**Records for this task:**

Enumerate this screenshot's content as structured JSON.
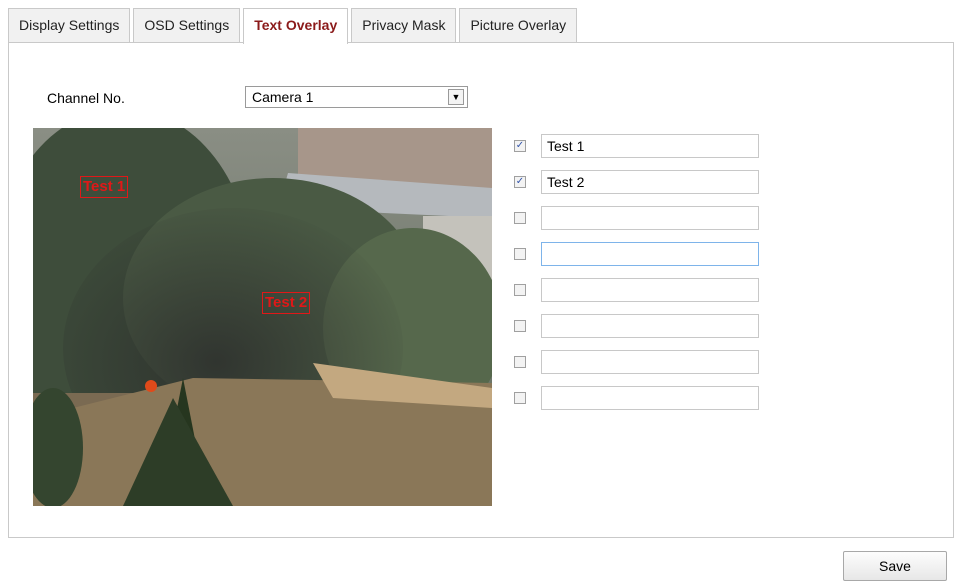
{
  "tabs": [
    {
      "label": "Display Settings",
      "active": false
    },
    {
      "label": "OSD Settings",
      "active": false
    },
    {
      "label": "Text Overlay",
      "active": true
    },
    {
      "label": "Privacy Mask",
      "active": false
    },
    {
      "label": "Picture Overlay",
      "active": false
    }
  ],
  "channel": {
    "label": "Channel No.",
    "value": "Camera 1"
  },
  "preview": {
    "overlays": [
      "Test 1",
      "Test 2"
    ]
  },
  "overlay_rows": [
    {
      "checked": true,
      "text": "Test 1"
    },
    {
      "checked": true,
      "text": "Test 2"
    },
    {
      "checked": false,
      "text": ""
    },
    {
      "checked": false,
      "text": ""
    },
    {
      "checked": false,
      "text": ""
    },
    {
      "checked": false,
      "text": ""
    },
    {
      "checked": false,
      "text": ""
    },
    {
      "checked": false,
      "text": ""
    }
  ],
  "save_label": "Save",
  "colors": {
    "active_tab": "#8b1a1a",
    "overlay_text": "#e01818",
    "border": "#c9c9c9"
  }
}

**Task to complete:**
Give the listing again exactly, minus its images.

**Solution to this task:**
Enumerate this screenshot's content as structured JSON.
{
  "tabs": [
    {
      "label": "Display Settings",
      "active": false
    },
    {
      "label": "OSD Settings",
      "active": false
    },
    {
      "label": "Text Overlay",
      "active": true
    },
    {
      "label": "Privacy Mask",
      "active": false
    },
    {
      "label": "Picture Overlay",
      "active": false
    }
  ],
  "channel": {
    "label": "Channel No.",
    "value": "Camera 1"
  },
  "preview": {
    "overlays": [
      "Test 1",
      "Test 2"
    ]
  },
  "overlay_rows": [
    {
      "checked": true,
      "text": "Test 1"
    },
    {
      "checked": true,
      "text": "Test 2"
    },
    {
      "checked": false,
      "text": ""
    },
    {
      "checked": false,
      "text": ""
    },
    {
      "checked": false,
      "text": ""
    },
    {
      "checked": false,
      "text": ""
    },
    {
      "checked": false,
      "text": ""
    },
    {
      "checked": false,
      "text": ""
    }
  ],
  "save_label": "Save",
  "colors": {
    "active_tab": "#8b1a1a",
    "overlay_text": "#e01818",
    "border": "#c9c9c9"
  }
}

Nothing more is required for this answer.